▶ [Entries from a dataset of interfaces]
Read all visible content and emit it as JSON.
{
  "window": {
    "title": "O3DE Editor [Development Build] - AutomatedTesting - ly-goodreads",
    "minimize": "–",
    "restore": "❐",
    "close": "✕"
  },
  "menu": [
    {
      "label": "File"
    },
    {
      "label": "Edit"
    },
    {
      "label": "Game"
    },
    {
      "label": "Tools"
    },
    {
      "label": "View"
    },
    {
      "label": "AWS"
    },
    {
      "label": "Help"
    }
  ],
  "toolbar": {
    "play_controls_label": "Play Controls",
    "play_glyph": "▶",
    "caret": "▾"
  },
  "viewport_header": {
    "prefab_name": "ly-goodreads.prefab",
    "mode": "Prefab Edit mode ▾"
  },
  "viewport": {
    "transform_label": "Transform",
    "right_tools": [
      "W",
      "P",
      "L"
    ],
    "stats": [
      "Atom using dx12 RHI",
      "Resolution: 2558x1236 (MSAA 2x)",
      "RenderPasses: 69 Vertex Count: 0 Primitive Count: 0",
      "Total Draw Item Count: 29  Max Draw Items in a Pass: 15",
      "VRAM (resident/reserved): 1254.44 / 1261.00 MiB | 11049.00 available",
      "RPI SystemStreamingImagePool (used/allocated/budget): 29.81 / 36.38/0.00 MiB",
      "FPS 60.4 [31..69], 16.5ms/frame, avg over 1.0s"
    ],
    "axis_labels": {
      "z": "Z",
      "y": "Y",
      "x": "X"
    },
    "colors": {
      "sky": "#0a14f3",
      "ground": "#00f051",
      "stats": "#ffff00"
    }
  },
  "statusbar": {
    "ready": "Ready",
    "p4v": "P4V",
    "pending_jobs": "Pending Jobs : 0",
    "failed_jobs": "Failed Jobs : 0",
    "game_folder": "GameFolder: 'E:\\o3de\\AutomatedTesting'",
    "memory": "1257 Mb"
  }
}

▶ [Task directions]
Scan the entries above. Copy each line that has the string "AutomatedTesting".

▶ [Exercise output]
    "title": "O3DE Editor [Development Build] - AutomatedTesting - ly-goodreads",
    "game_folder": "GameFolder: 'E:\\o3de\\AutomatedTesting'",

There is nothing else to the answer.